Netflix recently released “The Art of Organized Noize,” which is a documentary that sheds light on the masterminds behind the hip hop movement in Atlanta during the 90’s.
The producers who make up the group Organized Noize- Rico Wade, Sleepy Brown, and Ray Murray, together all played a major hand in the success of legendary artist like Outkast, Goodie Mob, and TLC. Throughout the documentary there is commentary from P. Diddy, Ludacris, LA. Reid, Pebbles, and other close friends and family who witnessed the growth of Organized Noize and watched them put Atlanta on the Map.
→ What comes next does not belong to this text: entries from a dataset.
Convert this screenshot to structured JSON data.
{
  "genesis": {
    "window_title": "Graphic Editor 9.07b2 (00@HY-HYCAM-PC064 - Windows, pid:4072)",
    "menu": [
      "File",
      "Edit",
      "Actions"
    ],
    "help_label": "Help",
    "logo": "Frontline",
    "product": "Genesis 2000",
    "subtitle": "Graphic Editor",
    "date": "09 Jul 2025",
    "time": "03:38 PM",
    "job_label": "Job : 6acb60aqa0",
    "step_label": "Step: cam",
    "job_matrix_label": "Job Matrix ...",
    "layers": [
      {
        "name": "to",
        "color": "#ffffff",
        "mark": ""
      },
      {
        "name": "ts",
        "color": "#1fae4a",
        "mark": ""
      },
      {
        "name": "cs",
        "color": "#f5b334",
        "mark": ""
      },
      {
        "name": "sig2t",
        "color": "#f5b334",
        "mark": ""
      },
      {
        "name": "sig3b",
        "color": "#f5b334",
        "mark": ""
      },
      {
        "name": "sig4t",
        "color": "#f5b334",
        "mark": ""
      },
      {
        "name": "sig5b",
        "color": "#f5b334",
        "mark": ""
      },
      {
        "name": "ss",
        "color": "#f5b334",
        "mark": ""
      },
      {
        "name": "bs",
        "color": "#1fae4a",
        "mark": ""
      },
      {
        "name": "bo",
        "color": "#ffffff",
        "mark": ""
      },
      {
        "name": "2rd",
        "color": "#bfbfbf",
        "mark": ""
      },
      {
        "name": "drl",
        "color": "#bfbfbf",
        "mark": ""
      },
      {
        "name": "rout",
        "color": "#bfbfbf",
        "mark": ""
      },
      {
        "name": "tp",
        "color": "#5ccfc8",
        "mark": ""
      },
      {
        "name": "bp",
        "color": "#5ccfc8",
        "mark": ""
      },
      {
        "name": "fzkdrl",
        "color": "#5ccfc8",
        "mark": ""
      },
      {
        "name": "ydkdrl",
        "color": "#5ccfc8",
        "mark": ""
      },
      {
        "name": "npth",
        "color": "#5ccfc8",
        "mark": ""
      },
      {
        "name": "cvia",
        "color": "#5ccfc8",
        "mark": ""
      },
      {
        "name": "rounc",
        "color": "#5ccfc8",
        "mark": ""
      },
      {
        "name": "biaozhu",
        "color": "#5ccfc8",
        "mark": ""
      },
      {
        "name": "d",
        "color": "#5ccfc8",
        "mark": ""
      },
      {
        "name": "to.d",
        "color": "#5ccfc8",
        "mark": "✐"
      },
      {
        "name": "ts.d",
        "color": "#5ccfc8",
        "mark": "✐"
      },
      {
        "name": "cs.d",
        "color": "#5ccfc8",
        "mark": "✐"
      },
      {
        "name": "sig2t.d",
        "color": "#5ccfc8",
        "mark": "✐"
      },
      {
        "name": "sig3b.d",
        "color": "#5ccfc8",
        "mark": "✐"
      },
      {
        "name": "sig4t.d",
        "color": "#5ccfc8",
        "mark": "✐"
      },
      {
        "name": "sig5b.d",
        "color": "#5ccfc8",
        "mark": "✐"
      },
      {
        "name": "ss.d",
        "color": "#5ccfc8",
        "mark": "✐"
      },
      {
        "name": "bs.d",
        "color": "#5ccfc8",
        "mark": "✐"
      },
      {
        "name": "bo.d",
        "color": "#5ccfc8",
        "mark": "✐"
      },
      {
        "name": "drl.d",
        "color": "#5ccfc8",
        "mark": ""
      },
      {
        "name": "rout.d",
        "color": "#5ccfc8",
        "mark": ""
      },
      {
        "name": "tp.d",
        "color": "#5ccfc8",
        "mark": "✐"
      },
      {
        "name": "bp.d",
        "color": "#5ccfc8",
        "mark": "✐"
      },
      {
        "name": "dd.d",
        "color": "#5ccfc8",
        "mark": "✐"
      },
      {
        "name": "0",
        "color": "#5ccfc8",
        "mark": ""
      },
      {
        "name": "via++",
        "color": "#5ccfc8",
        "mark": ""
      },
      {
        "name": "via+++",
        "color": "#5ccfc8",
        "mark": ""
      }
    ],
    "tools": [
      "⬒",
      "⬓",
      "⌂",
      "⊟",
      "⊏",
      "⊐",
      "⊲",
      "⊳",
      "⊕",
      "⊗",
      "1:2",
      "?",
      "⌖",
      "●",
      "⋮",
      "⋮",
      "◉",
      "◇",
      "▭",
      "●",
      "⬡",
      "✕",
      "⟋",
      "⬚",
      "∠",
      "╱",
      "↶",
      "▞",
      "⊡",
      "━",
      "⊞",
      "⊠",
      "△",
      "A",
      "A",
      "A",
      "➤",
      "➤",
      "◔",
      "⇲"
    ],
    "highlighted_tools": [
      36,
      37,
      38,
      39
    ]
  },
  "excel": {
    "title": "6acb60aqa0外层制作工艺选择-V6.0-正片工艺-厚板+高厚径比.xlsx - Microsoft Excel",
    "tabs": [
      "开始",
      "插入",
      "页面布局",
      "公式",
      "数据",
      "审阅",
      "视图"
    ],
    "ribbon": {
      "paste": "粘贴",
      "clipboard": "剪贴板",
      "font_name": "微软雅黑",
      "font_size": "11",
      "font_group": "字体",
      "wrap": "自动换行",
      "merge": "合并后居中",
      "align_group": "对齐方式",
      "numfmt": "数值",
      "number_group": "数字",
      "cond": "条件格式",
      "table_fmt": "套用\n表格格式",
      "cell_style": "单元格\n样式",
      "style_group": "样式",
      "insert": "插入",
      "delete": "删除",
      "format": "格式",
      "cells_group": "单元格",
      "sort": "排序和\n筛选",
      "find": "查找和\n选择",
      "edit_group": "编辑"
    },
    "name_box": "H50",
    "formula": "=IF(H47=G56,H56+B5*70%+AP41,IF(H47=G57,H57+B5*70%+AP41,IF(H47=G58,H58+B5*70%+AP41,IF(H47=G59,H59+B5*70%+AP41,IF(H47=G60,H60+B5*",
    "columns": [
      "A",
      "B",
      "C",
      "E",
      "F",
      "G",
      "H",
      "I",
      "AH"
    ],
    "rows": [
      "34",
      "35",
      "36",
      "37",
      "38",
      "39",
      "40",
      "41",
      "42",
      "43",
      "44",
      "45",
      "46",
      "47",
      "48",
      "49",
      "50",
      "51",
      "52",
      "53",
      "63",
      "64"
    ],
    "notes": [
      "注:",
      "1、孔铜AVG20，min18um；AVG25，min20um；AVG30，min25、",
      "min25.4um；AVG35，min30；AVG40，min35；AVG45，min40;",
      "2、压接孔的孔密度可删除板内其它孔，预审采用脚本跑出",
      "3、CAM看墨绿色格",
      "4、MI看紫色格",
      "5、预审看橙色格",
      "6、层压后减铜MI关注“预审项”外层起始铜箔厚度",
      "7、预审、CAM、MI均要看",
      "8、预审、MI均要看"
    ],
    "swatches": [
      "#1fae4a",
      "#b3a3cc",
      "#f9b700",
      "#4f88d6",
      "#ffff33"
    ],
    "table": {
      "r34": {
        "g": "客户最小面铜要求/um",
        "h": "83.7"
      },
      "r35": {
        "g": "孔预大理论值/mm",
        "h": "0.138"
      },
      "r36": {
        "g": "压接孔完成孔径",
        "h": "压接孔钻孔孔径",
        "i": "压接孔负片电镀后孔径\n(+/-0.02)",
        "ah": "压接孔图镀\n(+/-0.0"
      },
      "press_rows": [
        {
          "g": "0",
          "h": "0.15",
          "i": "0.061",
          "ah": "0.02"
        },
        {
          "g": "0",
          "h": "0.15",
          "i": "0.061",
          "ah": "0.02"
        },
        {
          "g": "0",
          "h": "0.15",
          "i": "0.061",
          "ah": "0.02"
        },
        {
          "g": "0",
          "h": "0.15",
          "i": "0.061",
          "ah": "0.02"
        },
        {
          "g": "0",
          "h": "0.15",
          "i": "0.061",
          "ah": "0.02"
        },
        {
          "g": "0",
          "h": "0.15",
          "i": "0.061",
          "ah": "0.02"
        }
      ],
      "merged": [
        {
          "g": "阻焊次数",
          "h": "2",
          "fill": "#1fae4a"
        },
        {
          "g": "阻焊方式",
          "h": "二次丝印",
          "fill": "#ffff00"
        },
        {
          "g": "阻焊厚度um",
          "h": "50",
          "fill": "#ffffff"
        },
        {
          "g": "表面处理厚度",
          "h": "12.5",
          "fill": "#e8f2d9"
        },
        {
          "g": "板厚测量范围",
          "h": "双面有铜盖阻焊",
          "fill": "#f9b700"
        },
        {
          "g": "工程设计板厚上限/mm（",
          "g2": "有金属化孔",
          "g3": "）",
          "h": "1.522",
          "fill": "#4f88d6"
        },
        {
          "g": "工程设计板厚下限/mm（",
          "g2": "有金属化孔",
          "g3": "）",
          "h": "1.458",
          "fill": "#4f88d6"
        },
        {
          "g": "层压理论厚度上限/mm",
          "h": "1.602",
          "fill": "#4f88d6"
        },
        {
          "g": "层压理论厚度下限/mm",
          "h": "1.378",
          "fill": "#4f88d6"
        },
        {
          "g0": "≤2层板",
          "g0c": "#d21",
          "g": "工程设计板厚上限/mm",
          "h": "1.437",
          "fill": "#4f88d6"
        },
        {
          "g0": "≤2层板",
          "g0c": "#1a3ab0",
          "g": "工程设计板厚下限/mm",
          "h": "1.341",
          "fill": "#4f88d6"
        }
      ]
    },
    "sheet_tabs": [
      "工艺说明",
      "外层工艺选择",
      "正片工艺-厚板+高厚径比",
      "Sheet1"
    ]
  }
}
The first line in Outkast song “Elevators” Andre says “One for the money, yes sir, two for the show, a couple of years ago on Headland and Delowe, was the start of something good, where me and my nigga rode the Marta through the hood, just tryna find that hook up”. Which is exactly what the documentary Organized Noize depicts. As an Outkast fan that always heard about the Dungeon, but never exactly knew what it was I found it intriguing to see the basement that started all the magic. Although it was far from magical it was given the name The Dungeon for a reason. They take it back to their old stomping grounds, reminiscing on how they all meet, and how the Dungeon family came to be. Like all families their are highs and lows and in the Netflix documentary The Art of Organized Noize Rico Wade, Sleepy Brown, and Ray Murray tells it all.
I find this documentary very important because there is more to music than just the artists that are pushed. I’m sure many of us have all heard of the superstar groups like Outkast and TLC but are unaware of the visionaries behind the scene who help to make these artists successful. Organized Noize produced the song Waterfalls by TLC, one of their biggest hits that sold millions and made their album go certified diamond. As for Outkast, Organized Noise produced Speakerboxxx/ The Love Below that mad Outkast the first Rap artist to win album of the year at the Grammy’s.
This documentary has been receiving high praise on social media. Many artists are highlighting the importance of watching this film in order to shed light on the men behind the scenes who laid out the blue print for Hip Hop in Atlanta during the 90’s. Producer Jermaine Dupri tweeted out “Every young producer needs to watch The Art of Organized Noize” and I completely agree. The contributions that Organized Noize made really changed the game, and their music will live on forever.